▶ [Excerpted data]
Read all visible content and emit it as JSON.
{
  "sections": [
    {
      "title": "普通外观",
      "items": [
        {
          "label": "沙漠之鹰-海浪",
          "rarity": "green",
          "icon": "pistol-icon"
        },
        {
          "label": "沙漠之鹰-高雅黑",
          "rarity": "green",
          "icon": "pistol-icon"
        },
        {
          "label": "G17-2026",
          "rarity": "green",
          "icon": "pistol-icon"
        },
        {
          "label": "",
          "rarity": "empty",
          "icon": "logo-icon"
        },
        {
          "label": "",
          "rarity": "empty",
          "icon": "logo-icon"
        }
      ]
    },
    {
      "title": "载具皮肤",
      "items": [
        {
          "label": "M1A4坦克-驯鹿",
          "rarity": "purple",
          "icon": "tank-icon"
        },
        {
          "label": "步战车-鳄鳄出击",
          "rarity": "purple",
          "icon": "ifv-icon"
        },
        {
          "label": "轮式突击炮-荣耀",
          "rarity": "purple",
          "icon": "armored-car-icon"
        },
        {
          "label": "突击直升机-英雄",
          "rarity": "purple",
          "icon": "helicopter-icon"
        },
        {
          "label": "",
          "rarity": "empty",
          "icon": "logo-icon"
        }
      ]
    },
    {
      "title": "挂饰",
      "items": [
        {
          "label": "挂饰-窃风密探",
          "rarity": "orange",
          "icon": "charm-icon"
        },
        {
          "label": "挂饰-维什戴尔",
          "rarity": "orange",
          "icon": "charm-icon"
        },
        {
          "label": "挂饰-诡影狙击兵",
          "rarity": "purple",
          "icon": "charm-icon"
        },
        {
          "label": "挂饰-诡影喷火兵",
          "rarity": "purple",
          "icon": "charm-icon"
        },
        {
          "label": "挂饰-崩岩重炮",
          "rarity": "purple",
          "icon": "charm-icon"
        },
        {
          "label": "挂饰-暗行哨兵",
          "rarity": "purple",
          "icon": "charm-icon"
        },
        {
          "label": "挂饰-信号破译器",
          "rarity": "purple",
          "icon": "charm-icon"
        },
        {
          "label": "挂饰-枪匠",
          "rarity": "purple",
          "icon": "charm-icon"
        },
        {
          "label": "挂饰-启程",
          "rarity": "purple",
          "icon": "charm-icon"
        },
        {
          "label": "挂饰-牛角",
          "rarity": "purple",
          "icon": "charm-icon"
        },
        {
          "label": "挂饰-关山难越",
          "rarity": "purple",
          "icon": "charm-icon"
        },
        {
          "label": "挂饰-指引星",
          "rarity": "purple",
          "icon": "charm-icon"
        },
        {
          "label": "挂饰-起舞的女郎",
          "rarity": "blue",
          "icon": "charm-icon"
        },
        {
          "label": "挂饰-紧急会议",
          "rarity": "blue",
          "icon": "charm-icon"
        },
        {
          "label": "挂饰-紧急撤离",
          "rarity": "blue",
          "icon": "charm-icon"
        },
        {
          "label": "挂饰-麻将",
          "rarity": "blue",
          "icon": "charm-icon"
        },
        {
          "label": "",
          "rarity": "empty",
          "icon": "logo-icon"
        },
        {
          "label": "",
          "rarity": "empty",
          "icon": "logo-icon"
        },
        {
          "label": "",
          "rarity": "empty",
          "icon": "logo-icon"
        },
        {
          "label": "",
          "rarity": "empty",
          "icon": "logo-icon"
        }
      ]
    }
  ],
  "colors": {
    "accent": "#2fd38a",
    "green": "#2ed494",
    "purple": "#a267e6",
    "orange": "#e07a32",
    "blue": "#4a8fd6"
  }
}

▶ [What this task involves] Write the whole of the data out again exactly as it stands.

▶ [Solution below]
Read all visible content and emit it as JSON.
{
  "sections": [
    {
      "title": "普通外观",
      "items": [
        {
          "label": "沙漠之鹰-海浪",
          "rarity": "green",
          "icon": "pistol-icon"
        },
        {
          "label": "沙漠之鹰-高雅黑",
          "rarity": "green",
          "icon": "pistol-icon"
        },
        {
          "label": "G17-2026",
          "rarity": "green",
          "icon": "pistol-icon"
        },
        {
          "label": "",
          "rarity": "empty",
          "icon": "logo-icon"
        },
        {
          "label": "",
          "rarity": "empty",
          "icon": "logo-icon"
        }
      ]
    },
    {
      "title": "载具皮肤",
      "items": [
        {
          "label": "M1A4坦克-驯鹿",
          "rarity": "purple",
          "icon": "tank-icon"
        },
        {
          "label": "步战车-鳄鳄出击",
          "rarity": "purple",
          "icon": "ifv-icon"
        },
        {
          "label": "轮式突击炮-荣耀",
          "rarity": "purple",
          "icon": "armored-car-icon"
        },
        {
          "label": "突击直升机-英雄",
          "rarity": "purple",
          "icon": "helicopter-icon"
        },
        {
          "label": "",
          "rarity": "empty",
          "icon": "logo-icon"
        }
      ]
    },
    {
      "title": "挂饰",
      "items": [
        {
          "label": "挂饰-窃风密探",
          "rarity": "orange",
          "icon": "charm-icon"
        },
        {
          "label": "挂饰-维什戴尔",
          "rarity": "orange",
          "icon": "charm-icon"
        },
        {
          "label": "挂饰-诡影狙击兵",
          "rarity": "purple",
          "icon": "charm-icon"
        },
        {
          "label": "挂饰-诡影喷火兵",
          "rarity": "purple",
          "icon": "charm-icon"
        },
        {
          "label": "挂饰-崩岩重炮",
          "rarity": "purple",
          "icon": "charm-icon"
        },
        {
          "label": "挂饰-暗行哨兵",
          "rarity": "purple",
          "icon": "charm-icon"
        },
        {
          "label": "挂饰-信号破译器",
          "rarity": "purple",
          "icon": "charm-icon"
        },
        {
          "label": "挂饰-枪匠",
          "rarity": "purple",
          "icon": "charm-icon"
        },
        {
          "label": "挂饰-启程",
          "rarity": "purple",
          "icon": "charm-icon"
        },
        {
          "label": "挂饰-牛角",
          "rarity": "purple",
          "icon": "charm-icon"
        },
        {
          "label": "挂饰-关山难越",
          "rarity": "purple",
          "icon": "charm-icon"
        },
        {
          "label": "挂饰-指引星",
          "rarity": "purple",
          "icon": "charm-icon"
        },
        {
          "label": "挂饰-起舞的女郎",
          "rarity": "blue",
          "icon": "charm-icon"
        },
        {
          "label": "挂饰-紧急会议",
          "rarity": "blue",
          "icon": "charm-icon"
        },
        {
          "label": "挂饰-紧急撤离",
          "rarity": "blue",
          "icon": "charm-icon"
        },
        {
          "label": "挂饰-麻将",
          "rarity": "blue",
          "icon": "charm-icon"
        },
        {
          "label": "",
          "rarity": "empty",
          "icon": "logo-icon"
        },
        {
          "label": "",
          "rarity": "empty",
          "icon": "logo-icon"
        },
        {
          "label": "",
          "rarity": "empty",
          "icon": "logo-icon"
        },
        {
          "label": "",
          "rarity": "empty",
          "icon": "logo-icon"
        }
      ]
    }
  ],
  "colors": {
    "accent": "#2fd38a",
    "green": "#2ed494",
    "purple": "#a267e6",
    "orange": "#e07a32",
    "blue": "#4a8fd6"
  }
}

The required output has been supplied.